*DIRECTIONS FOR THIS TASK*. Return each line of the entries that holds the string "black".

(RECORDS SUPPLIED)

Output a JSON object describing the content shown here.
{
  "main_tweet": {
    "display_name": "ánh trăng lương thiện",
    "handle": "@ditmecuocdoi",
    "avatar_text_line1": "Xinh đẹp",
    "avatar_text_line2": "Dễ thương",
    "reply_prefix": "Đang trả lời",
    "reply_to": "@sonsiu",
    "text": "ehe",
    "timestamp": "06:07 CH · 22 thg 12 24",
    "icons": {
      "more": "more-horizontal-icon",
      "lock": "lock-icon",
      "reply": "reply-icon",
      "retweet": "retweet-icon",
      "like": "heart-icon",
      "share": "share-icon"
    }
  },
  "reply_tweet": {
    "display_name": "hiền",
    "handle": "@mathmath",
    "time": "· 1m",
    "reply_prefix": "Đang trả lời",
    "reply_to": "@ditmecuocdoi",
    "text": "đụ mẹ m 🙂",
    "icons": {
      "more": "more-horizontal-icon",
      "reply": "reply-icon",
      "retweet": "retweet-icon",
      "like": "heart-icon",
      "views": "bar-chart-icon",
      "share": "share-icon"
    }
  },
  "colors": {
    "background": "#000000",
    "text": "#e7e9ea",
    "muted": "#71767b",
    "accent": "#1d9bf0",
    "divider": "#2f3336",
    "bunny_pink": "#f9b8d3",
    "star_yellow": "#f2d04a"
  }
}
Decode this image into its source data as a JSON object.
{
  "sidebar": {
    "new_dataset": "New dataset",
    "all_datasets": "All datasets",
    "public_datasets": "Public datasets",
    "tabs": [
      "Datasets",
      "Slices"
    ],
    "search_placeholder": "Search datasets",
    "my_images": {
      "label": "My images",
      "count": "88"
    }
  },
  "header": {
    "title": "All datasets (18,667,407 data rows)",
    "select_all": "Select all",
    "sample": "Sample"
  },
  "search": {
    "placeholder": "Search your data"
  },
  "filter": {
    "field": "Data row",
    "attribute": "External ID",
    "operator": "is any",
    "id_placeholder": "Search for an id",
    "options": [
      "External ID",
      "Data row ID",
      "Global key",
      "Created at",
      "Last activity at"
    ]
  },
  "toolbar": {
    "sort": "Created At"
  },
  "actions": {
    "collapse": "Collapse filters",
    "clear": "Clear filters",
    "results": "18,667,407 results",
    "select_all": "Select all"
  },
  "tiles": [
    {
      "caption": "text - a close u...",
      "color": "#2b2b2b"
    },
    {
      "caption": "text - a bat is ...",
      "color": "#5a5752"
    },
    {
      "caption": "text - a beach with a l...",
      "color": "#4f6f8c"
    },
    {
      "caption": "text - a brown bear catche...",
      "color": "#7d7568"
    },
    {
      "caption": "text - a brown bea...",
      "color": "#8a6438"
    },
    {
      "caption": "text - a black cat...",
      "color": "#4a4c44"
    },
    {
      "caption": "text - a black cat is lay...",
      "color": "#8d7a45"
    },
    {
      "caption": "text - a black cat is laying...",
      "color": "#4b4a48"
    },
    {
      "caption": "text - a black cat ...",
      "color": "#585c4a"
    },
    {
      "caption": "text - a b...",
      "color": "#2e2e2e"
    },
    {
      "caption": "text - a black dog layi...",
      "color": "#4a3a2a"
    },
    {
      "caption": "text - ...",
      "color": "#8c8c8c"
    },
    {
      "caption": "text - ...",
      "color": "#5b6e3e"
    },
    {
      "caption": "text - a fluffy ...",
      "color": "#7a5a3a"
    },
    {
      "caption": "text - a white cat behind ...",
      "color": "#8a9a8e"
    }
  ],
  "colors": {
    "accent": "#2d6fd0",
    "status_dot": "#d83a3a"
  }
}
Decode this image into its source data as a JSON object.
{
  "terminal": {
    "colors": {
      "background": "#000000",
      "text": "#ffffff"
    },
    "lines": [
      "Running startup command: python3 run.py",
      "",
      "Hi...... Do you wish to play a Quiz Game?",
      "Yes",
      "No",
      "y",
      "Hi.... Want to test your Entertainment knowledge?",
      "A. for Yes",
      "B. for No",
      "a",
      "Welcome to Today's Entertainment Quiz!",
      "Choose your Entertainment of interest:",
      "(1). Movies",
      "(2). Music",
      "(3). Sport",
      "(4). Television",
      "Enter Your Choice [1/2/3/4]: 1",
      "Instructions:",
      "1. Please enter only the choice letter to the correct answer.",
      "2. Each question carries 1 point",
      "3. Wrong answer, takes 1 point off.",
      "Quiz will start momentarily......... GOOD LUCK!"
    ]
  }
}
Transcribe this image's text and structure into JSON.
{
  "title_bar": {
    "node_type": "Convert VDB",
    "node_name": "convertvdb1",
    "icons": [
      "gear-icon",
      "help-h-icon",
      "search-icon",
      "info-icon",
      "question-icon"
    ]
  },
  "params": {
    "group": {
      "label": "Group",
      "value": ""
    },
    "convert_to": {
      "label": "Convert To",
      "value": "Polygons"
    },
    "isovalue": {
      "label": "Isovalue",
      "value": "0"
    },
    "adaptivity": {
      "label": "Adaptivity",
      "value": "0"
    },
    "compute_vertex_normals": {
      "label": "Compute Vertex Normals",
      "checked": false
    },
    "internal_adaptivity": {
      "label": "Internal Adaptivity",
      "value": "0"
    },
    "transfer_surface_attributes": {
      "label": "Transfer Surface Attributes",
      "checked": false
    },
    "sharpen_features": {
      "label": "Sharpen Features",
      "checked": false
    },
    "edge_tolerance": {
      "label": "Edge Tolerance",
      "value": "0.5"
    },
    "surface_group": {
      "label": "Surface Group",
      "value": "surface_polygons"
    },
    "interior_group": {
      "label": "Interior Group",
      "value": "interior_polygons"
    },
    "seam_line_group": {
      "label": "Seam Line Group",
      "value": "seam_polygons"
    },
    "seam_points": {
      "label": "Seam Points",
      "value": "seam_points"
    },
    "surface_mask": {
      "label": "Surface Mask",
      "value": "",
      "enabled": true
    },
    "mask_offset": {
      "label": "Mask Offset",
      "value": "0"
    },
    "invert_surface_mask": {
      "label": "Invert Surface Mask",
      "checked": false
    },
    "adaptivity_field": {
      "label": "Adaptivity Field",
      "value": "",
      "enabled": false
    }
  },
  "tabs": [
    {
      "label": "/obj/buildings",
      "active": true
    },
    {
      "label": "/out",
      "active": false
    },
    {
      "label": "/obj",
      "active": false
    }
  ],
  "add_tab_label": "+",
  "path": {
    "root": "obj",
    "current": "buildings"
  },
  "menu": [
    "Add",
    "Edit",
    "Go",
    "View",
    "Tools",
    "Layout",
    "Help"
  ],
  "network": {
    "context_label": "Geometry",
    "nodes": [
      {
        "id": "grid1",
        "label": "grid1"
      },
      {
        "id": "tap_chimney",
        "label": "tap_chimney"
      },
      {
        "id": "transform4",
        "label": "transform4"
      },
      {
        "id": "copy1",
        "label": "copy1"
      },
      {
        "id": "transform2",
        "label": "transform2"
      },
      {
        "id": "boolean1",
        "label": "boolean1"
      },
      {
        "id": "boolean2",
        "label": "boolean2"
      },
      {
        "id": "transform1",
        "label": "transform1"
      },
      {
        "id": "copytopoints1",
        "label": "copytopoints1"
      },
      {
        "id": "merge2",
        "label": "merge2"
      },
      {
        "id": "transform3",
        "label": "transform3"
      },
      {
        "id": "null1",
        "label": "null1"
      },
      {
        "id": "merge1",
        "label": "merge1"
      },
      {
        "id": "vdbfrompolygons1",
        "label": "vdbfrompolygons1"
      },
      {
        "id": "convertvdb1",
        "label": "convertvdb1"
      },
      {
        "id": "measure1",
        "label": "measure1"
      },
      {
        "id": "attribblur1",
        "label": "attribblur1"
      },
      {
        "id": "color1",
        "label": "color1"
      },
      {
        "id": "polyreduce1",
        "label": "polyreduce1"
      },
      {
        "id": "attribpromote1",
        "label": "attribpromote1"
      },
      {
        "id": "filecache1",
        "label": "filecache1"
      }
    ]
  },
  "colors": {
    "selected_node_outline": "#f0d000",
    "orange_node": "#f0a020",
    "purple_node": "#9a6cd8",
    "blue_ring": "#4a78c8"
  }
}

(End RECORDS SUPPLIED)

*ANSWER SPACE*.
      "caption": "text - a black cat...",
      "caption": "text - a black cat is lay...",
      "caption": "text - a black cat is laying...",
      "caption": "text - a black cat ...",
      "caption": "text - a black dog layi...",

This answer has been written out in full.